Greyhound Compassion was among a group of welfare organisations pushing for greater transparency and the independent regulation of the greyhound racing industry. That was not to be and The Welfare of Racing Greyhound Regulations 2010 permitted self-regulation of the racing industry and did little to improve greyhound welfare.
The 2010 Regulations were reviewed in 2015 and in 2016 the Department for Environment, Food and Rural Affairs (DEFRA) considered them to be broadly successful when compared with their original objectives. DEFRA believed the Greyhound Board of Great Britain (GBGB: the regulatory body for greyhound racing) was starting to address concerns and placed it on a 2 year probationary period to 2018. EFRA Select Committee members were, however, still concerned about welfare provision and a two tier racing industry (GBGB licensed tracks as well as independent, “flapping” tracks). DEFRA will consider other approaches, including regulation, if the GBGB fails.

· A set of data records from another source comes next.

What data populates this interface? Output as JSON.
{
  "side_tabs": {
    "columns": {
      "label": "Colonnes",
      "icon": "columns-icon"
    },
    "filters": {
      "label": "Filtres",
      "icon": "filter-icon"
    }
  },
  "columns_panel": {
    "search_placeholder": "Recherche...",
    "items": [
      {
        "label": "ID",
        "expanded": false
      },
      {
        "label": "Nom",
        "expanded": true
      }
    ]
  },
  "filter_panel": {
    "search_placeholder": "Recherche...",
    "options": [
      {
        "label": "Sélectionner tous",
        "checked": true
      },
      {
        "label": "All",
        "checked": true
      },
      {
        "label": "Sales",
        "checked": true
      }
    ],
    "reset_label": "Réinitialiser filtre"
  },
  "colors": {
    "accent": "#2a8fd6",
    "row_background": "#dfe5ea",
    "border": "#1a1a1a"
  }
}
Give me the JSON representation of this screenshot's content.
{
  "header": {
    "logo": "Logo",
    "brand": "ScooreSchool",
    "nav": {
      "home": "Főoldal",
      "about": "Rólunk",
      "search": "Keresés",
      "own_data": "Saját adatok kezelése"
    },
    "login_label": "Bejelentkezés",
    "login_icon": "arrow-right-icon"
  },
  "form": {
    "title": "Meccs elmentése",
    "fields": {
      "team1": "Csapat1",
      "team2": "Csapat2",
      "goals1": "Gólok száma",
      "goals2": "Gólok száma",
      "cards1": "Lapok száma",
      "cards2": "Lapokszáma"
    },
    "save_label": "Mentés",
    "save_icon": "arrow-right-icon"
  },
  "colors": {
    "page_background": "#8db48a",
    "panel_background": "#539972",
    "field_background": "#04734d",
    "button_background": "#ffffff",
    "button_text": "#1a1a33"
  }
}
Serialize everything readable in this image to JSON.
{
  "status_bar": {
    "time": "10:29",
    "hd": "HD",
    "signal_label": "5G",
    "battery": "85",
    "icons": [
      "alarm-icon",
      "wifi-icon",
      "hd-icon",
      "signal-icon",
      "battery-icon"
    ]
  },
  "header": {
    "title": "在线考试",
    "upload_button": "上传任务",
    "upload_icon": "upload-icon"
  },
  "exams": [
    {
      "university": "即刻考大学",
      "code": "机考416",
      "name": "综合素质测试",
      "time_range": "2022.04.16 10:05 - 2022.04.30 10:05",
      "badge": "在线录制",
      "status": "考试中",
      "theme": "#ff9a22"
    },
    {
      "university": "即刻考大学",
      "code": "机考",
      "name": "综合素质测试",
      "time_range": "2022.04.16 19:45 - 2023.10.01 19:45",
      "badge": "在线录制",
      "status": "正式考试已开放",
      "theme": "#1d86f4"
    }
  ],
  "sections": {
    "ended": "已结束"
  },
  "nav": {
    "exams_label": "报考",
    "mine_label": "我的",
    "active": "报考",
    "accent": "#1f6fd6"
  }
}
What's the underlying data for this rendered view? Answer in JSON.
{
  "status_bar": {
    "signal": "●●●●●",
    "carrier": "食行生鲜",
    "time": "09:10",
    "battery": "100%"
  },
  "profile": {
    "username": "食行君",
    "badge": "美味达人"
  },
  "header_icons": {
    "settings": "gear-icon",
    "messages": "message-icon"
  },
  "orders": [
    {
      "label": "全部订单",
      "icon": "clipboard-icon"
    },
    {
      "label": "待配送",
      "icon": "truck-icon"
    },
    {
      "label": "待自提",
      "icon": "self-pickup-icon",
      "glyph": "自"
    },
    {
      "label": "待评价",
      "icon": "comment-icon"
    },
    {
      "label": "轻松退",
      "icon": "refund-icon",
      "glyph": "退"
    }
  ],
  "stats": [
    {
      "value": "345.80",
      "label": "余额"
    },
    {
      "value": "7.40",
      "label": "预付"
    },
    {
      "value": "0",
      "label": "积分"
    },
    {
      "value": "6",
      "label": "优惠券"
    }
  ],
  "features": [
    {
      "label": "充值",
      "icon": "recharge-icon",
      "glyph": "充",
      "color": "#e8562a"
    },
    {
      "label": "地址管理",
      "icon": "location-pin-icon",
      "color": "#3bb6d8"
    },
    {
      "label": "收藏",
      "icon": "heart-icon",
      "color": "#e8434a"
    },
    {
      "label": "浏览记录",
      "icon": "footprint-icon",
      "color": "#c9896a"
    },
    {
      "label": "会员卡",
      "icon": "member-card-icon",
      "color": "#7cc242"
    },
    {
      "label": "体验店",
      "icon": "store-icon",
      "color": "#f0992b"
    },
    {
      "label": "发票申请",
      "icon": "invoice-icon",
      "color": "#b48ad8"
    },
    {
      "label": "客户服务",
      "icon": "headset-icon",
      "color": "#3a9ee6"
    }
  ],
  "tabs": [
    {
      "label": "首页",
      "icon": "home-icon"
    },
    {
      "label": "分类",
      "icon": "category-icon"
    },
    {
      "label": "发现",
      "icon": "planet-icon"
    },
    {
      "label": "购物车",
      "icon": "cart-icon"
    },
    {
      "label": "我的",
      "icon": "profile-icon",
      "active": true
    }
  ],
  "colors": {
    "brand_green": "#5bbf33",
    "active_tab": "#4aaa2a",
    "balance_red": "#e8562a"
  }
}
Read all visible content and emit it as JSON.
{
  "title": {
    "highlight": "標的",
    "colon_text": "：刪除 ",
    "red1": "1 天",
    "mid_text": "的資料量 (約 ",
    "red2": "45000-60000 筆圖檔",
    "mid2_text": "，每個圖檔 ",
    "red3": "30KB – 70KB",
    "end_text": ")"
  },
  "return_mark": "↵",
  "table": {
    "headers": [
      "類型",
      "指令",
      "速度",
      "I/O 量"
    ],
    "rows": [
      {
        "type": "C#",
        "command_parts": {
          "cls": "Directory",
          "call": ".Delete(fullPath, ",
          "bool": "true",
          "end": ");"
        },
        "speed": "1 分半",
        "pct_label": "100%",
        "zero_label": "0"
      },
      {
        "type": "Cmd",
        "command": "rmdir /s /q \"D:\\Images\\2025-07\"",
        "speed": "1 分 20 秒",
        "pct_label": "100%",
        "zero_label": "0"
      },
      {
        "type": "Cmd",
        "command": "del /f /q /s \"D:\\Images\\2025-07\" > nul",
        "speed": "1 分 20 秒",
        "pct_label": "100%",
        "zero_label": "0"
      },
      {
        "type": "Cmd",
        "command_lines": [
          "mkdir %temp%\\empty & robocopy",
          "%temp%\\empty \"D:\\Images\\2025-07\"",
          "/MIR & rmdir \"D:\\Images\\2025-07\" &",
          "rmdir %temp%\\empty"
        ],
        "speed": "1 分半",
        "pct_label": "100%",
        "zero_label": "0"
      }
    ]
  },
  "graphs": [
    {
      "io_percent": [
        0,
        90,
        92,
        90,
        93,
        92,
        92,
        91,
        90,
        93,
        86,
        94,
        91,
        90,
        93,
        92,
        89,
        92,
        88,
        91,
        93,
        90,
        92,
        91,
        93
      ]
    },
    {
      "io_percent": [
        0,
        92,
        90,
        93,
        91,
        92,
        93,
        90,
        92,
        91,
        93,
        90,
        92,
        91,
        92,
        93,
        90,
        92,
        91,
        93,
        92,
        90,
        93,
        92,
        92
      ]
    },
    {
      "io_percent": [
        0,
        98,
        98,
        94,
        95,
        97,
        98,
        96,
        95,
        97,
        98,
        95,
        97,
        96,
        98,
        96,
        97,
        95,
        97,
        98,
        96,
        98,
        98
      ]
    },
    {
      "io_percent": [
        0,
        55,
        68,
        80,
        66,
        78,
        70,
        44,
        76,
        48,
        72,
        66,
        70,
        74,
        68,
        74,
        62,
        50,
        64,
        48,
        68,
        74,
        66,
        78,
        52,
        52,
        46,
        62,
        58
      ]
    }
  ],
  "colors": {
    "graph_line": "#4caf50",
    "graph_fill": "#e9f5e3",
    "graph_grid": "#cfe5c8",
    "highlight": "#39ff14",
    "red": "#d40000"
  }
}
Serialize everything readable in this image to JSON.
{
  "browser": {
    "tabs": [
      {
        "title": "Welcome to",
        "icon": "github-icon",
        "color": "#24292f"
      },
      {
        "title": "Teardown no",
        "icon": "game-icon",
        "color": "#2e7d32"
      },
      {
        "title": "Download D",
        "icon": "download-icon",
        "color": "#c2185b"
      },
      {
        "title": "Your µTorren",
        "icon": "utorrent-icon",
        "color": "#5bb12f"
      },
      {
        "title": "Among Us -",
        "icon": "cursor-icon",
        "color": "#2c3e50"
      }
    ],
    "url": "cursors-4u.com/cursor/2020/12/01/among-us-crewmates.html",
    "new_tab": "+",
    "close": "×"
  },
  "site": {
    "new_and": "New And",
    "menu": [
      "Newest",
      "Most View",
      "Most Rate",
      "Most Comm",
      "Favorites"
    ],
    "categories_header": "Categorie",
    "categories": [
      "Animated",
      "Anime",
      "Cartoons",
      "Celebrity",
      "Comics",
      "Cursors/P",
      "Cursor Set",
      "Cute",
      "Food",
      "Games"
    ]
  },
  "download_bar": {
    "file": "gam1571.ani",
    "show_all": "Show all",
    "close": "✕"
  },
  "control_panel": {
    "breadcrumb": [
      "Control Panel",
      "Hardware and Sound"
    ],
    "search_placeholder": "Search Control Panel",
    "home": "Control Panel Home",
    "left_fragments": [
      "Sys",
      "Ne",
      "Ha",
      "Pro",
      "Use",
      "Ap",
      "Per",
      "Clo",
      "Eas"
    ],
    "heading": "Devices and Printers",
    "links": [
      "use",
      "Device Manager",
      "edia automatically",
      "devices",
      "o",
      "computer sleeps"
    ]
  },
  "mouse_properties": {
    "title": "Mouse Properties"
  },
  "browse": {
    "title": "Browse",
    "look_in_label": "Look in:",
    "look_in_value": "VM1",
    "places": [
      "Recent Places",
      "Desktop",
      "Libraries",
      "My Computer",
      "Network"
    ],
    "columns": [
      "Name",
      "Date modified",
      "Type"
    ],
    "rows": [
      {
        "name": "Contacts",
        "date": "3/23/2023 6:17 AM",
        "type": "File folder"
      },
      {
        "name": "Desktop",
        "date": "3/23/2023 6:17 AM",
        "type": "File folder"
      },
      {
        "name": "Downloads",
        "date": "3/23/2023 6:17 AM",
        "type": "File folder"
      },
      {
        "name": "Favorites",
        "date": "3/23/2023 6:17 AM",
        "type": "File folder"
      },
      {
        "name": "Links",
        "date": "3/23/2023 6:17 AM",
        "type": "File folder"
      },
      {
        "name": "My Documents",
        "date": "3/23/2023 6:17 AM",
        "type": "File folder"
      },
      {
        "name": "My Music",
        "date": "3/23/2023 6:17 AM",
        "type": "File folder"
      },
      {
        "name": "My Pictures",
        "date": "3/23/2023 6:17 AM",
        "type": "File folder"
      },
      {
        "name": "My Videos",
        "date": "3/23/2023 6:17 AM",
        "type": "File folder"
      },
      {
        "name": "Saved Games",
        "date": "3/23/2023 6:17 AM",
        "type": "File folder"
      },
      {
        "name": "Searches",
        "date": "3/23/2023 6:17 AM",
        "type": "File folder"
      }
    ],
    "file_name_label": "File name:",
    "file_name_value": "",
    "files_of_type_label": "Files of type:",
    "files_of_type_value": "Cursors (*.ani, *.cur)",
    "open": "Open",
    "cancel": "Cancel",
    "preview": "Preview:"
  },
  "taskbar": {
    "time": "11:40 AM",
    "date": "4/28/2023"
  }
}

George Eustice (DEFRA Minister) commented during a 2016 Westminster Hall debate that DEFRA aimed: “to keep the GBGB’s feet to the fire and to make it understand the stakes”.
In 2016 DEFRA secured the GBGB’s commitment to publish statistics with a full data set to be ready end 2017. In March 2018 the GBGB published the 2017 aggregate injury, euthanasia and retirement statistics. The figures showed that 1,013 greyhounds were put to sleep or suffered sudden/natural death, in the words of the GBGB. We were astounded that 67% (and that’s being generous because some of the other labels for euthanasia seem to fit with convention but lack proper definition) of these deaths were inadequately explained or attributed to the high cost of treatment, or no home being found. Sadly 25.4% of the deaths took place “trackside” which is heartbreaking, knowing that these poor, gentle greyhounds suffered so publicly in the name of gambling and entertainment. That is exploitation and we believe The League Against Cruel Sports was right to repeat its 2016 call for greyhound racing to be “consigned to the ranks of cruel sports which are no longer acceptable”. You can read more about the data in our blog.
The racing industry has failed to respond adequately to the outcry following the discovery of the killing field in Seaham in 2006, which was already too late given that racing started in the UK in 1926. The DogsTrust echoes the view that the racing industry has been apathetic in the face of valid criticism and has stated that if the industry cannot reform itself urgently, a ban may be the only option.